With fiery fountains, flaming trees;
Through darkling arch and smouldering glen
March hosts of little shimmering men,
To where beneath the burning skies
A blazing salamander lies,
Breathing out sparks and smoke the while
He watches them with hungry smile.
72




A CHILD'S DAY
Now, through the dusk
With muffled bell
The Dustman comes
The world to tell,
Night’s elfin lanterns
Burn and gleam
In the twilight, wonderful
World of Dream.
Hollow and dim
Sleep’s boat doth ride,
Heavily still
At the waterside.
Patter, patter,
The children come,
Yawning and sleepy,
Out of the gloom.
75


A CHILD’S DAY
Like droning bees
In a garden green,
Over the thwarts
They clamber in.
And lovely Sleep
With long-drawn oar
Turns away
From the whispering shore.
Over the water
Like roses glide
Her hundreds of passengers
Packed inside,
To where in her garden
Tremble and gleam
The harps and lamps
Of the World of Dream.
76
i




LOB LIE BY THE FIRE
He squats by the fire
On his three-legged stool,
When all in the house
With slumber are full.
79


A CHILD'S DAY
And he warms his great hands,
Hanging loose from each knee,
And he whistles as soft
As the night wind at sea.
For his work is now done;
All the water is sweet;
He has turned each brown loaf,
And breathed magic on it.
The milk in the pan,
And the bacon on beam
He has “spelled” with his thumb,
And bewitched has the dream.
Not a mouse, not a moth,
Not a spider but sat,
And quaked as it wondered
What next he’d be at.
But his heart, O, his heart —
It belies his great nose;
And at gleam of his eye
Not a soul would suppose
80


A CHILD'S DAY
He had stooped with great thumbs,
And big thatched head,
To tuck his small mistress
More snugly in bed.
Who would think, now, a throat
So lank and so thin
Might make birds seem to warble
In the dream she is ini
Now, hunched by the fire,
While the embers burn low,
He nods until daybreak,
And at daybreak he’ll go.
Soon the first cock will ’light
From his perch and point high
His beak at the Ploughboy
Grown pale in the sky;
And crow will he shrill;
Then, meek as a mouse,
Lob will rouse up and shuffle
Straight out of the house.
81


A CHILD'S DAY
His supper for breakfast;
For wages his work;
And to warm his great hands
Just an hour in the mirk.
82
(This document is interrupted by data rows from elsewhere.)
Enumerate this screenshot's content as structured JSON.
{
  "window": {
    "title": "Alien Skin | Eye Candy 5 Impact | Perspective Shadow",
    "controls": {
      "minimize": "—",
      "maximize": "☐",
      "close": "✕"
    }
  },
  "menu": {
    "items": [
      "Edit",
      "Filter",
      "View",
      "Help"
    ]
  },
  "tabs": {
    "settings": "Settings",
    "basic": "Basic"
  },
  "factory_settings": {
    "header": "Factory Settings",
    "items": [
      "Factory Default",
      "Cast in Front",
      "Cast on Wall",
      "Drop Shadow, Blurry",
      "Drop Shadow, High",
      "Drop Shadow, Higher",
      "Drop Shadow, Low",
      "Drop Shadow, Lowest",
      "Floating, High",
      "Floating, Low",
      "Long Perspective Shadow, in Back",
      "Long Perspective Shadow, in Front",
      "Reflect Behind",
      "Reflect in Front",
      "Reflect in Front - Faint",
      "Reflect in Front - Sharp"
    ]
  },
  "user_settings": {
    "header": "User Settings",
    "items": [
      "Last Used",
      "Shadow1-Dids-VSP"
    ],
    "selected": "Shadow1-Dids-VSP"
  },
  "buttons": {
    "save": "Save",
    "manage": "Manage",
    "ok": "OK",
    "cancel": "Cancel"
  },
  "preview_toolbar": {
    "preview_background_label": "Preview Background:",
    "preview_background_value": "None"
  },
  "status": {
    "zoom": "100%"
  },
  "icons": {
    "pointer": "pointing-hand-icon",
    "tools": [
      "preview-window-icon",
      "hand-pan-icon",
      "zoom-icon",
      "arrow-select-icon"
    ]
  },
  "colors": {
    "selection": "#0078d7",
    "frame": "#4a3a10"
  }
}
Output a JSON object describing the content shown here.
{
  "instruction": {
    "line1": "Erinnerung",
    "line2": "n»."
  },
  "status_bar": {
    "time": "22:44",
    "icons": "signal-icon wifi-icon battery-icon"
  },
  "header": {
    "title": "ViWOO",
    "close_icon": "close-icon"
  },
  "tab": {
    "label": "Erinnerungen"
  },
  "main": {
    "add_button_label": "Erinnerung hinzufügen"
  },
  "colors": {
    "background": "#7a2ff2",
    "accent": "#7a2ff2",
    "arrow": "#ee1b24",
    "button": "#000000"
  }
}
tr3s>
Sadly, O sadly, the sweet bells of Baddeley
Played in their steeples when Robin was gone,
Killed by an arrow,
Shot by Cock Sparrow,
Out of a Maybush, fragrant and wan.
83


A CHILD'S DAY
Grievedly, grievedly, tolled distant Shieveley,
When the Dwarfs laid poor Snow-white asleep on
the hill,
Drowsed by an apple,
The Queen, sly and subtle,
Had cut with her knife on the blossomy sill.
O then, mourn Baddeley;
O then, toll Shieveley;
This brief day now over;
Life’s but a span.
Tell how my heart aches,
Tell how my heart breaks,
To bid now farewell
To Elizabeth Ann.
84




A CHILD'S DAY
Lullay O, lullaby,
Sing this sad roundelay,
Muted the strings;
Since Sorrow began,
The World’s said goodbye, Ann,
And so too, must I, Ann;
Child of one brief day,
Elizabeth Ann.
87




BOOKS OF POETRY FOR CHILDREN BY
WALTER DE LA MARE
Illustrated in color and line by Dorothy P. Lathrop
“A collection of fairy poems by the greatest romantic poet
now living in England . . . illustrated by a young American
artist who is able to meet him on his own ground and really
collaborate with him.”— Llewellyn Jones.
Illustrated in color and line by W. Heath Robinson
‘ ‘Contains more inspired and unforgettable nursery rhymes
and nonsense lyrics than were ever collected anywhere except
in Mother Goose’s own anthology.”— Louis TJntermeyer.
HENRY HOLT AND COMPANY
19 WEST 44th STREET NEW YORK